ZOE: 9) Anyone who has ZERO information in their bio
RACHEL: 10) if their bio is super lame like i love to travel and have fun
TAMIM: 11) Also if they mention things like “I have a great relationship with my mom,”
he either has an Oedipus complex or he’s a misogynist.
ZOE: ^^ I would swipe right for “travel” and “have fun” guy. I like those things!
RACHEL: Depends on how he says it, though.
ERIN: I was gonna say, I’m in favor of travel, fun, and good mom relationships. Ultimately, you’ll want a nice mother-in-law! But agree, Rachel, it could be HOW they’re saying it.
TAMIM: I think if you’re highlighting or pointing out that you have a good relationship with your mom, it means theres something weird going on. No one is looking at men’s profiles and assuming they have bad relationships with their mothers.
ZOE: The more you do it, the more you start to recognize red flags and can read between the lines of a profile (aka after years of this we all now agree that guys with fish have gotta go).
ERIN: What IS the deal with fish? I don’t get it.
TAMIM: The fish is some sort of penile compensating thing, I think. It’s the opposite of BDE. It makes me think they have a Napoleon complex.
ZOE: FISH PICS ARE THE OPPOSITE OF BDE.
TAMIM: Yeah, fish pics are TDE.
ERIN: ??? Crazy. I never would’ve thought that. My impression of fish pics was: Does he think I’m going to gut that and cook it? NOPE.
ZOE: One more piece of advice!
ZOE: if you’re feeling burned out on it, it’s cool to take a break. It can get really emotionally exhausting and disheartening to cycle through all of these people, and stepping away can be really helpful to not feel like you’re going to lose your mind.
ERIN: Yes, and it actually does lead to relationships, too?

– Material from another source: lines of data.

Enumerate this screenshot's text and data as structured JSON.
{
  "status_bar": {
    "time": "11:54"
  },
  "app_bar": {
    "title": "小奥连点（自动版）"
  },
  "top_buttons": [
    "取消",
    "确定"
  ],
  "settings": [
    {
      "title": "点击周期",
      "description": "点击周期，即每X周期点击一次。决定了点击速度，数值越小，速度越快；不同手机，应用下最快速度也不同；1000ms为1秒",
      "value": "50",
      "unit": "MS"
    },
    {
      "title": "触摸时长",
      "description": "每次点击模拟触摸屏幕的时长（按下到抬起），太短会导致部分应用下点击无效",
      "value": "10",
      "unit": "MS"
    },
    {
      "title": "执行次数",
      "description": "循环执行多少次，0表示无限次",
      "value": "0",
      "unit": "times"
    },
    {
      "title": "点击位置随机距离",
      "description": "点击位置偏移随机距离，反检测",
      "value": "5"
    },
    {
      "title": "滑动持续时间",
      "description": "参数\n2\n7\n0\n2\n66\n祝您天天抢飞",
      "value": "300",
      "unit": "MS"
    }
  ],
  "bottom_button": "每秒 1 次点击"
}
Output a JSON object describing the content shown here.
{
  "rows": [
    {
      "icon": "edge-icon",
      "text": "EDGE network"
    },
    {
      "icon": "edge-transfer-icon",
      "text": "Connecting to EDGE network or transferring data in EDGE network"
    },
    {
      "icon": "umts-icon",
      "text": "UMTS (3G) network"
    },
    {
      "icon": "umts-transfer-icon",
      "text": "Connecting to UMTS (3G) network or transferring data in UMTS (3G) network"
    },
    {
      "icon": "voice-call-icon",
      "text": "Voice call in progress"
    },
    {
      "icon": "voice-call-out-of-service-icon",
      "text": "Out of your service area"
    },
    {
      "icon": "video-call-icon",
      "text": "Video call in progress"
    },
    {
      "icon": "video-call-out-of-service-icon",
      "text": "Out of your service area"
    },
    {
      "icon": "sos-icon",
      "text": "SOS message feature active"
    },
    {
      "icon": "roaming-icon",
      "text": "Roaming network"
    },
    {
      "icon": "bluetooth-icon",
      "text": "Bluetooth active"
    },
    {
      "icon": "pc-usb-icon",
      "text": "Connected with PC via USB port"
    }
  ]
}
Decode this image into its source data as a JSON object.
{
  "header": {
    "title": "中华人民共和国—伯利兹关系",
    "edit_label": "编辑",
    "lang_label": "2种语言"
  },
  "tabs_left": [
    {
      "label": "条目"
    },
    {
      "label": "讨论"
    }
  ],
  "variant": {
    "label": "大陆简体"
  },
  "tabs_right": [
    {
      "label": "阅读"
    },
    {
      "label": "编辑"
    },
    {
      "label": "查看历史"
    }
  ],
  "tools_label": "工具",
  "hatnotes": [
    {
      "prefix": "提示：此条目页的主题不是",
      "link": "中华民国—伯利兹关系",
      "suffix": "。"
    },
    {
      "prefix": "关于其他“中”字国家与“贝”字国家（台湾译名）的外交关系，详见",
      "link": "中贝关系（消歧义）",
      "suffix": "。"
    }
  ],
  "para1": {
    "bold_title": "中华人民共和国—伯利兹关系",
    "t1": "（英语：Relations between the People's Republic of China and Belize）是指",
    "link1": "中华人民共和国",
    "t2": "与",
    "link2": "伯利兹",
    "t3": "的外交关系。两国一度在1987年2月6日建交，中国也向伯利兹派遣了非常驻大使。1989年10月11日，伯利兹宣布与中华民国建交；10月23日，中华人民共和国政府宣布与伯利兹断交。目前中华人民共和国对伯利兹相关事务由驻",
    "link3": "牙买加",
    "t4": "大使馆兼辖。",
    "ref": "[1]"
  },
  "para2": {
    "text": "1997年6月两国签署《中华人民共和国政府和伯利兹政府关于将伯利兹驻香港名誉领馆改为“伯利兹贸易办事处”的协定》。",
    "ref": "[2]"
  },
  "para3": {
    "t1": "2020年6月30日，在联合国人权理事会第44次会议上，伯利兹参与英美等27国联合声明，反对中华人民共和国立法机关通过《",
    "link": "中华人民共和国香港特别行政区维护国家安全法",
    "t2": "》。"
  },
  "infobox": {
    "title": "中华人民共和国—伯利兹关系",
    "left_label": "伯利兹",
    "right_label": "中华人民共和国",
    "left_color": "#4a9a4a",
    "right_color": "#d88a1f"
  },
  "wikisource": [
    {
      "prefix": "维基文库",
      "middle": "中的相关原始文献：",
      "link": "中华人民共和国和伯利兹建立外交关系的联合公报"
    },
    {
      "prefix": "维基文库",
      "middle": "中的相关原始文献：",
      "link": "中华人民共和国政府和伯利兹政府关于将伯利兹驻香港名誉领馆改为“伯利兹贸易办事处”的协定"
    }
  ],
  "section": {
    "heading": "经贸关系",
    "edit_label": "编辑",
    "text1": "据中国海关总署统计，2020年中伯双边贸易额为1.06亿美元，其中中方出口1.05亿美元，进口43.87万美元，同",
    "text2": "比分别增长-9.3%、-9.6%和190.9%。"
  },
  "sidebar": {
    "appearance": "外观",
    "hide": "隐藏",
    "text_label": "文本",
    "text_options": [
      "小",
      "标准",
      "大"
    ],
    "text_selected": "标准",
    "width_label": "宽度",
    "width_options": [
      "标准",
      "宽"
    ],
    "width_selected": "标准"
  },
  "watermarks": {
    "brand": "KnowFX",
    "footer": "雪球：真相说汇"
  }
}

RACHEL: Yep! I’ve been in a GREAT relationship since July with a guy i met on Bumble.
TAMIM: The only nice decent person I’ve ever dated was from Tinder.
ZOE: Oh! And one more piece of advice that I actually got from a guy I went on one date with (and is the reason why I say yes to most first dates). Instead of looking for every person you meet to be the perfect match, treat dates as an opportunity to learn something. Because really, when else in life do you get to sit uninterrupted across from a complete stranger and ask them anything you want? The stakes are zero—you never have to see each other again.
ERIN: Well, that’s a perfect place to end things. Thank you again, you beautiful, brilliant dating goddesses. I so appreciate your help!!